UNITED NATIONS: India will take over the presidency of the Security Council on Thursday at a time of an acute international crisis that will call upon its diplomatic skills in the UN’s highest decision-making body paralysed in the face of an invasion by a permanent member of a neighbour.
Permanent Representative Ruchira Kamboj will step in as President of a deeply polarised Council where the West is ranged against Moscow and Beijing in a situation exacerbated by veto-wielding Russia’s devastating war against Ukraine.
India will use its presidency to continue to put a spotlight on terrorism, an imminent threat. External Affairs Minister S. Jaishankar is expected to personally preside over a special high-level meeting of the Council on December 15 on the global danger from terrorism.
He tweeted: “We will organise a briefing on aThreats to International Peace and Security caused by Terrorist Acts: Global Approach to Counter Terrorism — Challenges and Way Forward’.”
Convening such sessions known as “Signature Events” is a prerogative of the nation holding the presidency to draw attention to its priorities. The session will follow up a special meeting India convened in Mumbai and New Delhi last month as the chair of the Council’s Counter-Terrorism Committee. Preparing for the presidency, Kamboj met Secretary-General Antonio Guterres on Tuesday and she tweeted they “discussed the priorities and programme of work ahead”.

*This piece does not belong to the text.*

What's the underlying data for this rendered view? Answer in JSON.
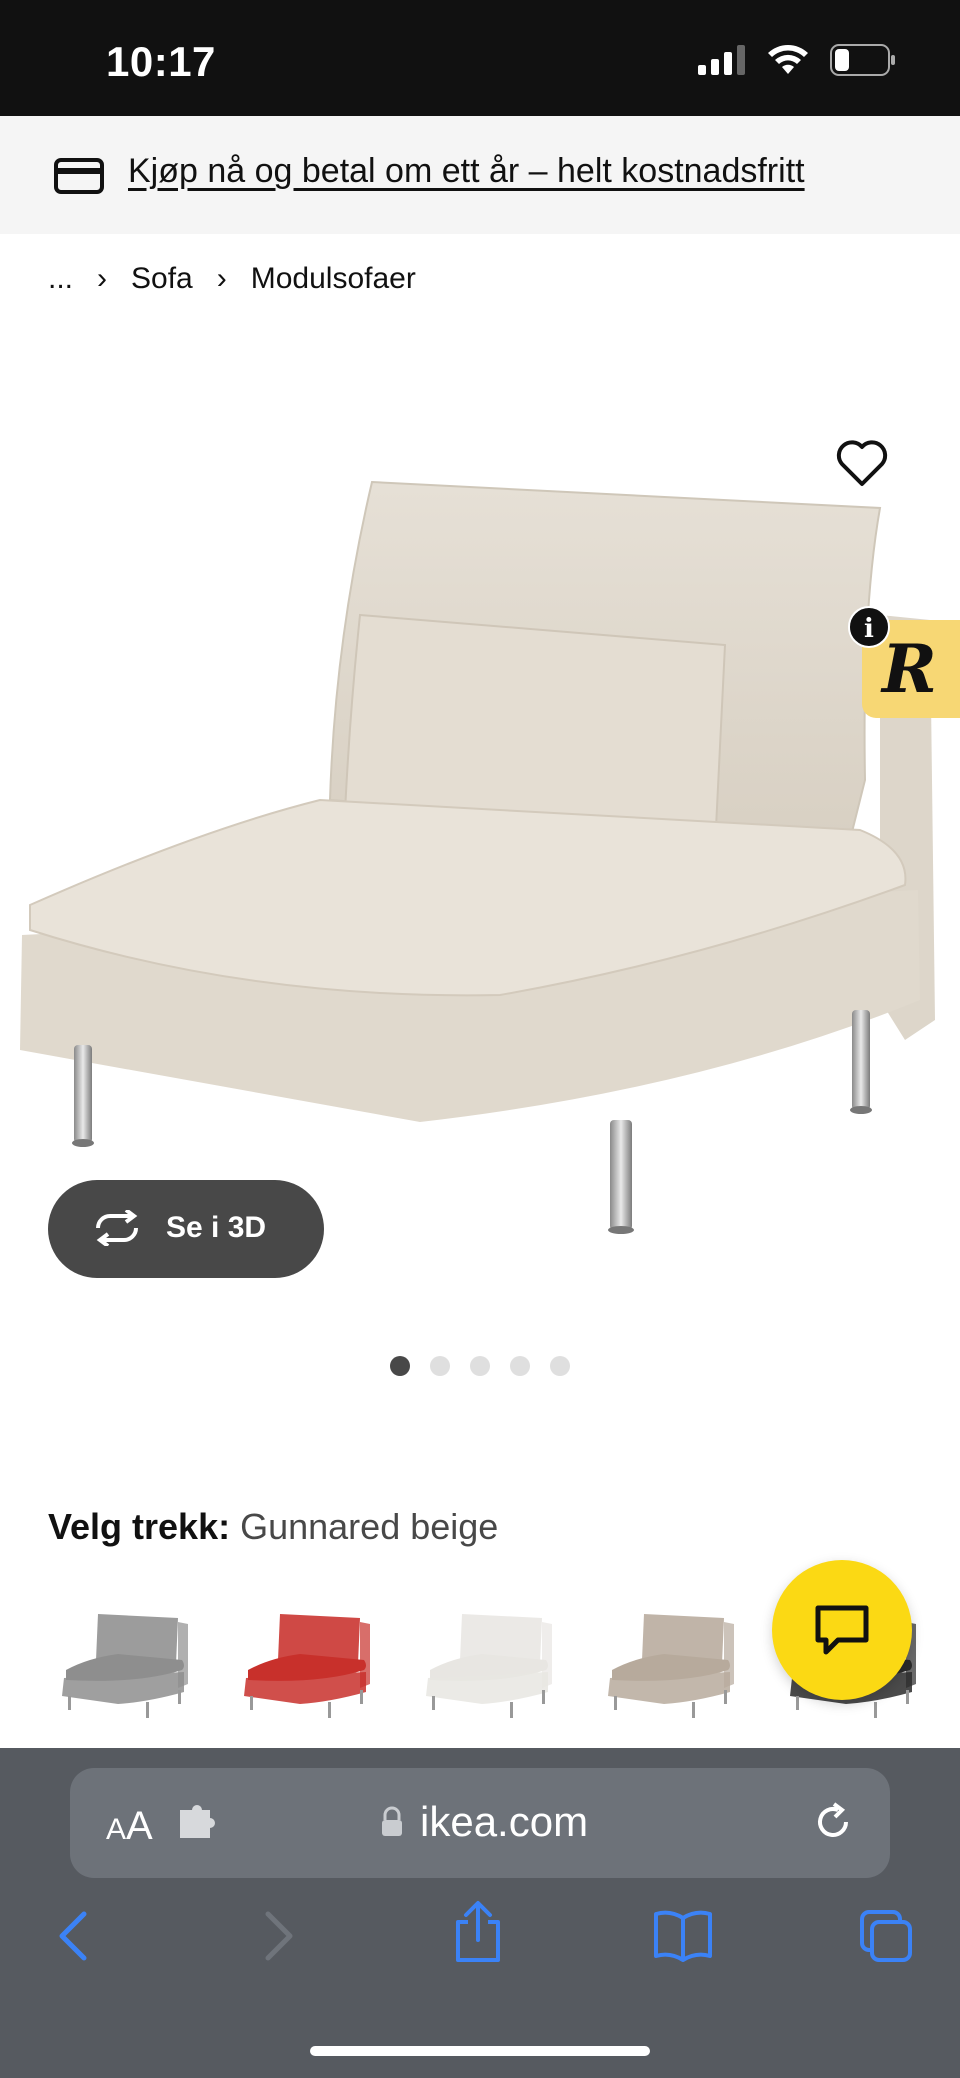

Ukraine will come up repeatedly in the Council next month as Moscow’s attacks heighten the security threats in Europe and the humanitarian crisis worsens.
Although Kamboj will have the benefit of India’s tightrope walk between the adversaries, keeping its lines of diplomatic communications open to all sides at the highest levels, a breakthrough will be impossible. Pulled by both sides, New Delhi, which has repeatedly called for a diplomatic solution to the conflict, has expressed its mild disapproval of Russia’s invasion of Ukraine, but without naming Moscow, but at the same time abstained on votes in both the Council and General Assembly condemning Russia.

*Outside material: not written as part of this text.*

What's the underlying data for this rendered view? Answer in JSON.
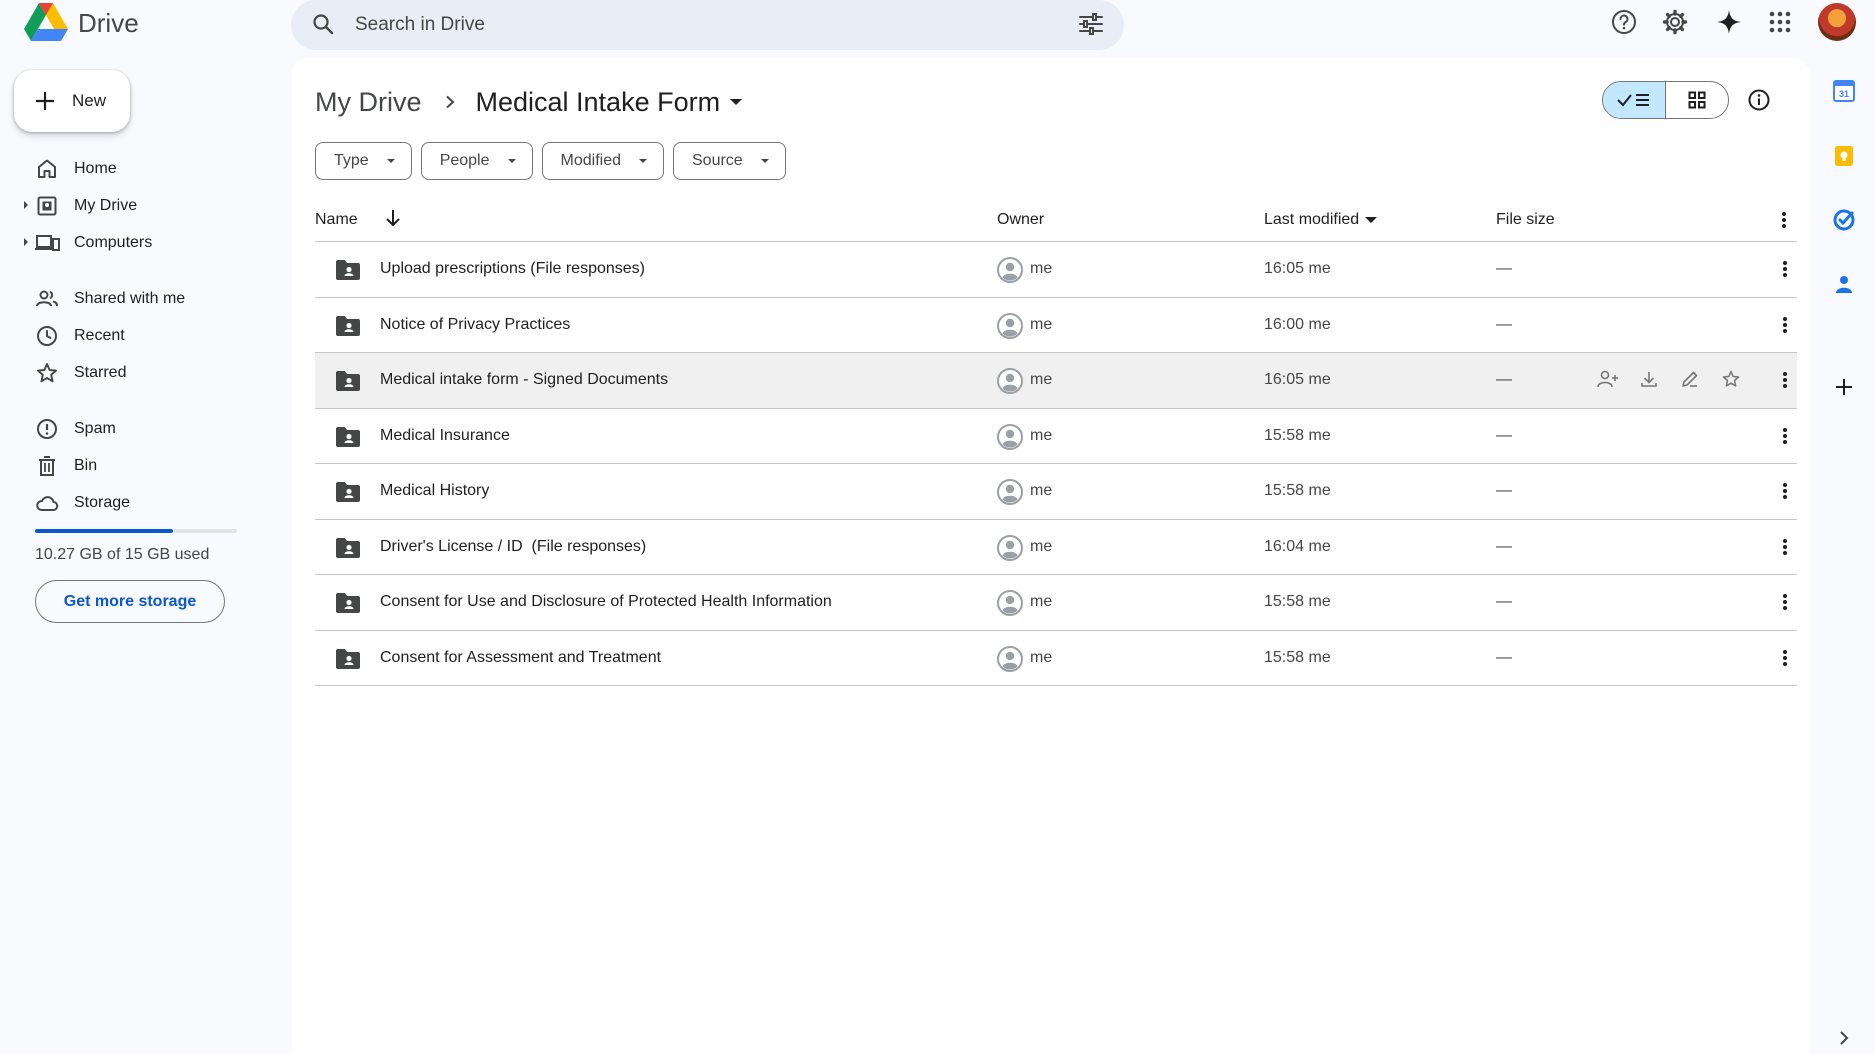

The Council is also forced into inaction by veto-wielding China on North Korea’s nuclear and missile tests in defiance of the UN, a threat that directly affects India and Indo-Pacific nations. While it may be impossible for the Council president to arrive get compromises on issues like Ukraine or North Korea, there are other routine matters like peacekeeping operations on which a compromise can be hammered out.
Short of a resolution, the President can also work on developing consensus declarations known as press statements that can express concern on matters like attacks on peacekeepers or deteriorating conditions, or applaud positive developments like Israel and Lebanon agreeing recently on a maritime boundary.
When India takes the gavel from Ghana, it will be its 12th turn presiding over the Council under a system based on alphabetic order and it comes in the last month of its two-year term as an elected member. December is also the shortest month of activity for the Council as traditionally meetings are seldom scheduled for the last days of the year, unless there’s an emergency.
India last presided over the Council in August 2021 when T.S. Tirumurti was the Permanent Representative and before that in 2011 and 2012 during Union Petroleum Minister Hardeep Singh Puri’s tenure as the envoy to the UN.
India’s presidency will start off with a traditional breakfast of the permanent representatives of the 15 Council members on Thursday morning.
It will be followed by the first formal meeting of the Council with India wielding the gavel in a closed session at about 10.30 a.m. New York time (9 p.m. IST) to decide the month’s agenda. Traditionally, the permanent representative of the country that is the month’s president will hold a news conference that will be carried live on the internet by the UN (at media.un.org/en/webtv/).